───── PROVIDED RECORDS

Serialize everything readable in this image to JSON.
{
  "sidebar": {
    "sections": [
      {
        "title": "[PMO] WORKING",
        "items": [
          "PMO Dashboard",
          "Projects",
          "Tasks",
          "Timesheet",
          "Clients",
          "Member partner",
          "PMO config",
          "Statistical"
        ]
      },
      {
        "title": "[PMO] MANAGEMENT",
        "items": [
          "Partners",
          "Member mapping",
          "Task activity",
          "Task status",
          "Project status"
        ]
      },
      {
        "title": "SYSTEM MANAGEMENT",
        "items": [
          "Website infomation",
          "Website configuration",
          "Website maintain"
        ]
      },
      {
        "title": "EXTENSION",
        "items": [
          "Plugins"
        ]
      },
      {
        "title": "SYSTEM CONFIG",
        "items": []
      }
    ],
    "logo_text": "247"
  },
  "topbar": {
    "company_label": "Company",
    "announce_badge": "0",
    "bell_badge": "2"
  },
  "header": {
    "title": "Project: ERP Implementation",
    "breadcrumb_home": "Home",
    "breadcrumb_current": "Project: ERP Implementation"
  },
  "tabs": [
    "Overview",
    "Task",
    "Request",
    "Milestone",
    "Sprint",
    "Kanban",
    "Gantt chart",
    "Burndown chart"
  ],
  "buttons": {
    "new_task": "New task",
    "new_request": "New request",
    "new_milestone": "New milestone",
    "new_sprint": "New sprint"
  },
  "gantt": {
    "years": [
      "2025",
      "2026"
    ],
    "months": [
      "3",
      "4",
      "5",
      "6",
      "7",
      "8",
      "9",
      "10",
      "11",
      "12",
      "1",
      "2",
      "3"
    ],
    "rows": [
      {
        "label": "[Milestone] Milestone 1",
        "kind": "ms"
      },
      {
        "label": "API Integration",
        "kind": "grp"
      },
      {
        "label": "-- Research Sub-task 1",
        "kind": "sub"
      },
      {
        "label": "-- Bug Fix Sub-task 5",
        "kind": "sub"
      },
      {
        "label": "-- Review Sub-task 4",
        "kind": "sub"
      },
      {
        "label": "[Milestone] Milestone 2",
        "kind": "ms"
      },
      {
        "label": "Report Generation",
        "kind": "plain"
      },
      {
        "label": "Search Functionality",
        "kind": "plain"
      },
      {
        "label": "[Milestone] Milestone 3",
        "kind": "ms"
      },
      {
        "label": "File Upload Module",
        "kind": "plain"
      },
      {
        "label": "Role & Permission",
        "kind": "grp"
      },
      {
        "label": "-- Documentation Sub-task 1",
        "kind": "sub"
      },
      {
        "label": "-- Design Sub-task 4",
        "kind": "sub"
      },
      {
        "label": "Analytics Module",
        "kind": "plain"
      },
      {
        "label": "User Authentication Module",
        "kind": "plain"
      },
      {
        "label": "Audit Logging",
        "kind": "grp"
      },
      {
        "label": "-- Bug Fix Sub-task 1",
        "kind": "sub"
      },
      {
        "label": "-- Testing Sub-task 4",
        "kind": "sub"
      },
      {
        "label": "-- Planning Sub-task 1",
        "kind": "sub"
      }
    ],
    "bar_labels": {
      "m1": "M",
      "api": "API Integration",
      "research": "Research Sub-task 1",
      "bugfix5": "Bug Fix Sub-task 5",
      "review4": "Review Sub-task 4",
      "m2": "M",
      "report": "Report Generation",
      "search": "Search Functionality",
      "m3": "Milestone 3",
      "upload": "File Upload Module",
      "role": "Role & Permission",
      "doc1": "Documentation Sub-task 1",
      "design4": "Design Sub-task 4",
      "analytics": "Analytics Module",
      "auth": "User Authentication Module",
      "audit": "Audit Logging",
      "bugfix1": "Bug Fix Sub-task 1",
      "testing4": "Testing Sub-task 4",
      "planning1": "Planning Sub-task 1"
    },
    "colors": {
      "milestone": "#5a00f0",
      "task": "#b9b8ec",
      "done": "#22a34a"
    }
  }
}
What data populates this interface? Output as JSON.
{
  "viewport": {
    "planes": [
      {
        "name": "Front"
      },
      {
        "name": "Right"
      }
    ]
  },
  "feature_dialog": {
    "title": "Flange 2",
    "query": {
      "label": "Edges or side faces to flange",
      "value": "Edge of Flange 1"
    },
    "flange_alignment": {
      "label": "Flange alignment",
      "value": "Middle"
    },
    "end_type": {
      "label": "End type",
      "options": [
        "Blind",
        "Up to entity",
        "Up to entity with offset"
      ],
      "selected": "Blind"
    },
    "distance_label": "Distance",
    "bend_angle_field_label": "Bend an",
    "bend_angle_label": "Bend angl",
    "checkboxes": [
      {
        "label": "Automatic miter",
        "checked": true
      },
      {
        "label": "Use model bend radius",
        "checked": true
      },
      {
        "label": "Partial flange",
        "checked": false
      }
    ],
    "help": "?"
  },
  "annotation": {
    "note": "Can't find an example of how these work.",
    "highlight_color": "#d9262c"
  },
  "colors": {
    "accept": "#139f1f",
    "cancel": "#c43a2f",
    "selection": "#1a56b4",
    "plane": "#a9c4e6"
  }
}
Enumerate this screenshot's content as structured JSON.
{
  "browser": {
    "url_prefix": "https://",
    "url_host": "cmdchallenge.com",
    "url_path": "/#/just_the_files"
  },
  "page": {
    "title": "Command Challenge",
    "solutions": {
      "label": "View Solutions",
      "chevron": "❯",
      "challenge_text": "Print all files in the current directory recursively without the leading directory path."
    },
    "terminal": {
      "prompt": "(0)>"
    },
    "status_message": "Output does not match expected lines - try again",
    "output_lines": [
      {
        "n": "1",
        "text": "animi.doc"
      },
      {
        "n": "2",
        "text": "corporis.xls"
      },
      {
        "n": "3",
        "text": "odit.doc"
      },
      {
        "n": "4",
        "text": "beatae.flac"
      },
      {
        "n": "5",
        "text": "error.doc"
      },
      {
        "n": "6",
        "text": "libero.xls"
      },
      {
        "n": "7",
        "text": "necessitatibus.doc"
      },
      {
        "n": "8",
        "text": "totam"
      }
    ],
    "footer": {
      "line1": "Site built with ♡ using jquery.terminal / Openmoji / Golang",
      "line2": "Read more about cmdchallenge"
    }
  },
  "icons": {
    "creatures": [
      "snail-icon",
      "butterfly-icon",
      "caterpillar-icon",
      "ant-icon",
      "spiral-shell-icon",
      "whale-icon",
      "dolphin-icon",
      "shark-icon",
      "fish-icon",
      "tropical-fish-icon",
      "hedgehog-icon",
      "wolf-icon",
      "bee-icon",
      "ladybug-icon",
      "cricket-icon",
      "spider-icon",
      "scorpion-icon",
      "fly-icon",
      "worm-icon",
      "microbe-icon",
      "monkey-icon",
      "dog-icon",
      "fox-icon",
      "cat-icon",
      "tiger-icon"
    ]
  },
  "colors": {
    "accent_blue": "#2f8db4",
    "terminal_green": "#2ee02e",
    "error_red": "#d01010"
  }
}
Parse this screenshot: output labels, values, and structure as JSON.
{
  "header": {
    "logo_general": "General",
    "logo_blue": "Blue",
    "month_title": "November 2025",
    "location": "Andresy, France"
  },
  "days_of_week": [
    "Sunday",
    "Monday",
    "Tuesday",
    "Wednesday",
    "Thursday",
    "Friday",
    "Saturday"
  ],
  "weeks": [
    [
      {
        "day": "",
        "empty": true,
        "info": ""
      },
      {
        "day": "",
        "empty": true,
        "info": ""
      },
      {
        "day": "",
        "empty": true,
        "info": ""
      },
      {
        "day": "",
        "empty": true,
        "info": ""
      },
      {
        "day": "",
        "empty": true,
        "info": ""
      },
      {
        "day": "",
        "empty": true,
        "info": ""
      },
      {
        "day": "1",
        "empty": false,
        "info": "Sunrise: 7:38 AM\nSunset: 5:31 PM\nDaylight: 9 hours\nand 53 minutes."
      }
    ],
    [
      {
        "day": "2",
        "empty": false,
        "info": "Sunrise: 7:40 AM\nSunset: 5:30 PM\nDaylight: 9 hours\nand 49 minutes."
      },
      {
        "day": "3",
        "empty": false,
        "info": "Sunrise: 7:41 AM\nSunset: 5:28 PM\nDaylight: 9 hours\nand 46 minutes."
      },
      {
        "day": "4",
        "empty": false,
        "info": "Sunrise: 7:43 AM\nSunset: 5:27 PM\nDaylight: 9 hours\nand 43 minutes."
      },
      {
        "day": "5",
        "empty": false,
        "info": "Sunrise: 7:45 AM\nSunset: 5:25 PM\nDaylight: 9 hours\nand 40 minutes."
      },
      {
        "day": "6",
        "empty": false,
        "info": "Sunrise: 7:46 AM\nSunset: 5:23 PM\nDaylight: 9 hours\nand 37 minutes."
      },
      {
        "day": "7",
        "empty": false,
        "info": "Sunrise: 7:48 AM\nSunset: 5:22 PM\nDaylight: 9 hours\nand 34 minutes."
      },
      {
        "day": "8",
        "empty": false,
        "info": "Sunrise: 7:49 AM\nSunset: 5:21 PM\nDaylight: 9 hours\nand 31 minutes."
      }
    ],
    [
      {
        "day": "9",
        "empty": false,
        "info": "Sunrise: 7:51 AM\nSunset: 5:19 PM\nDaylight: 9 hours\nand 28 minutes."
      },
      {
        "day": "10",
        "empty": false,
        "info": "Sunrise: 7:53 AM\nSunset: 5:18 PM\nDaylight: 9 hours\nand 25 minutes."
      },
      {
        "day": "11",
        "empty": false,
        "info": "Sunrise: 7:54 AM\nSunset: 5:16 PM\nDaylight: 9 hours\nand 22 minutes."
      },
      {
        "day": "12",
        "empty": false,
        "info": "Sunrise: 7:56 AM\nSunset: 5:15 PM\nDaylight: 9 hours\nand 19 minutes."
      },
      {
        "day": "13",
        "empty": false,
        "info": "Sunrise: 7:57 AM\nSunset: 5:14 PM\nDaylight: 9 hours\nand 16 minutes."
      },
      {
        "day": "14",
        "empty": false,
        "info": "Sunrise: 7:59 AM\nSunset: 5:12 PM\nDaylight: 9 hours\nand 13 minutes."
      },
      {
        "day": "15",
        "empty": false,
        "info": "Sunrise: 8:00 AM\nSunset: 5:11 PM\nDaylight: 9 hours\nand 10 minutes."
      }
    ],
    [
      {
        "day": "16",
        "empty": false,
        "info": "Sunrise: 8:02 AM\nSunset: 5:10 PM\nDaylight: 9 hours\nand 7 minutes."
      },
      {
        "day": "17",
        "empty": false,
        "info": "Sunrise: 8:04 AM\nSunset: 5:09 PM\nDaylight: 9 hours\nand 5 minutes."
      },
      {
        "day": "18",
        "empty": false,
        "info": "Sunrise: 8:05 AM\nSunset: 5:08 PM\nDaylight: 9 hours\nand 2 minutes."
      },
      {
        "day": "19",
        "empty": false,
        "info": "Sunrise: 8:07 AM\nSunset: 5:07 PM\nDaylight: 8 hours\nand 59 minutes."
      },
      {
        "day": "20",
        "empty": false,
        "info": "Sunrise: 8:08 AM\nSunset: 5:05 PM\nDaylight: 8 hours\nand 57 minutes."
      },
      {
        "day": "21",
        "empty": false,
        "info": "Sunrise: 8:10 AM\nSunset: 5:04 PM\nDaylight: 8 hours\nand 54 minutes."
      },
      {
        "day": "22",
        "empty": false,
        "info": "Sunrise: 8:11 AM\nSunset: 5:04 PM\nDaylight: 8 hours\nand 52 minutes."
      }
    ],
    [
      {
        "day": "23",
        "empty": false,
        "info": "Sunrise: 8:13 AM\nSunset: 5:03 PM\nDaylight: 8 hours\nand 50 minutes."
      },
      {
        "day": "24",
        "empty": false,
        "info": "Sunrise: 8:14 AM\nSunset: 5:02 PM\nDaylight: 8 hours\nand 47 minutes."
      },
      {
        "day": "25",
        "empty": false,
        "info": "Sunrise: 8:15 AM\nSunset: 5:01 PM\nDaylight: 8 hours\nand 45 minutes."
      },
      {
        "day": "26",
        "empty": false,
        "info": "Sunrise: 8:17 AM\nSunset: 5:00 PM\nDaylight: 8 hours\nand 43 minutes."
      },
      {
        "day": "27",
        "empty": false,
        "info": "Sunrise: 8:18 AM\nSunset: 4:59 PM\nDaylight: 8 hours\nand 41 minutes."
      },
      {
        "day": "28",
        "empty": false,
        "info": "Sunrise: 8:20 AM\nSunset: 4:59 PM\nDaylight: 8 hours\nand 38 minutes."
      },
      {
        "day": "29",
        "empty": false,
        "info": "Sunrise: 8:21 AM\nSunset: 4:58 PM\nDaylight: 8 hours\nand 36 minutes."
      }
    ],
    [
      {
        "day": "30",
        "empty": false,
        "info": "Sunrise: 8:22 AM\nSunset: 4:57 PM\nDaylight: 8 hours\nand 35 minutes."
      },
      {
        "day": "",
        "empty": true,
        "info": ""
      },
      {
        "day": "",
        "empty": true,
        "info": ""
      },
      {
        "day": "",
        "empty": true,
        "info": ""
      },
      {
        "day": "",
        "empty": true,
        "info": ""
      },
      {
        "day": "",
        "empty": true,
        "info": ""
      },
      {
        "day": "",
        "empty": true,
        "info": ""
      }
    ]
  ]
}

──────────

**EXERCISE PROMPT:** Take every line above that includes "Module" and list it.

**ANSWER SECTION:**
        "label": "File Upload Module",
        "label": "Analytics Module",
        "label": "User Authentication Module",
      "upload": "File Upload Module",
      "analytics": "Analytics Module",
      "auth": "User Authentication Module",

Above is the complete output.